▶ **Activity**: When you copy the material below, keep every line exact and drop the pictures.
* * *
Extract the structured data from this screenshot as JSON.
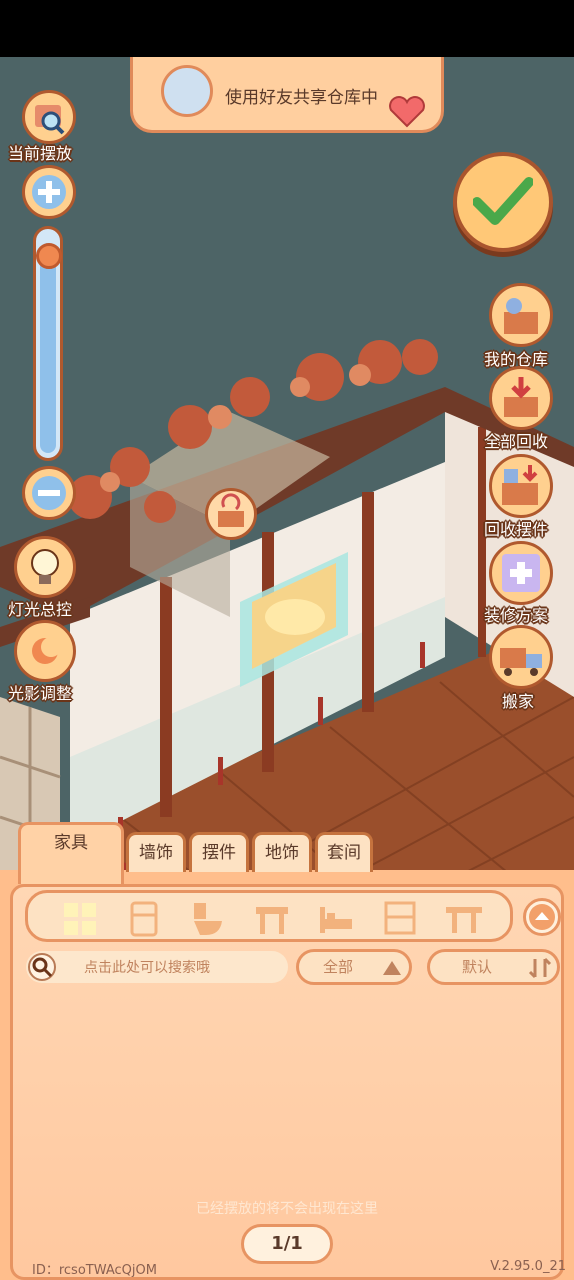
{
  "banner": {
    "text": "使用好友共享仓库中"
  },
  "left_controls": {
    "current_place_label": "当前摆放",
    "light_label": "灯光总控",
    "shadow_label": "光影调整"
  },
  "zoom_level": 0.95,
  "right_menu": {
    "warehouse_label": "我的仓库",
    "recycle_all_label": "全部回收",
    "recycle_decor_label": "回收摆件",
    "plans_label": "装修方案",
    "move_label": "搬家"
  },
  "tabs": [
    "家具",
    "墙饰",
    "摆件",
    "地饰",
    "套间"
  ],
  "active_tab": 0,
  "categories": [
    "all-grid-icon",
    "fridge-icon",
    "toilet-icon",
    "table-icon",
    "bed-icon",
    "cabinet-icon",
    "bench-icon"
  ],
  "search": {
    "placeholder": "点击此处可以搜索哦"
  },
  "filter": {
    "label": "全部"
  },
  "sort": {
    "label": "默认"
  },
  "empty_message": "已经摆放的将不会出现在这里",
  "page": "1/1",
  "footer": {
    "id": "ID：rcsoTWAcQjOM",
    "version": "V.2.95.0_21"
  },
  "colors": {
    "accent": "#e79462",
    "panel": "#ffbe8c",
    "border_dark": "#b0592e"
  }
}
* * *
▶ **Solution for this exercise**:
Extract the structured data from this screenshot as JSON.
{
  "banner": {
    "text": "使用好友共享仓库中"
  },
  "left_controls": {
    "current_place_label": "当前摆放",
    "light_label": "灯光总控",
    "shadow_label": "光影调整"
  },
  "zoom_level": 0.95,
  "right_menu": {
    "warehouse_label": "我的仓库",
    "recycle_all_label": "全部回收",
    "recycle_decor_label": "回收摆件",
    "plans_label": "装修方案",
    "move_label": "搬家"
  },
  "tabs": [
    "家具",
    "墙饰",
    "摆件",
    "地饰",
    "套间"
  ],
  "active_tab": 0,
  "categories": [
    "all-grid-icon",
    "fridge-icon",
    "toilet-icon",
    "table-icon",
    "bed-icon",
    "cabinet-icon",
    "bench-icon"
  ],
  "search": {
    "placeholder": "点击此处可以搜索哦"
  },
  "filter": {
    "label": "全部"
  },
  "sort": {
    "label": "默认"
  },
  "empty_message": "已经摆放的将不会出现在这里",
  "page": "1/1",
  "footer": {
    "id": "ID：rcsoTWAcQjOM",
    "version": "V.2.95.0_21"
  },
  "colors": {
    "accent": "#e79462",
    "panel": "#ffbe8c",
    "border_dark": "#b0592e"
  }
}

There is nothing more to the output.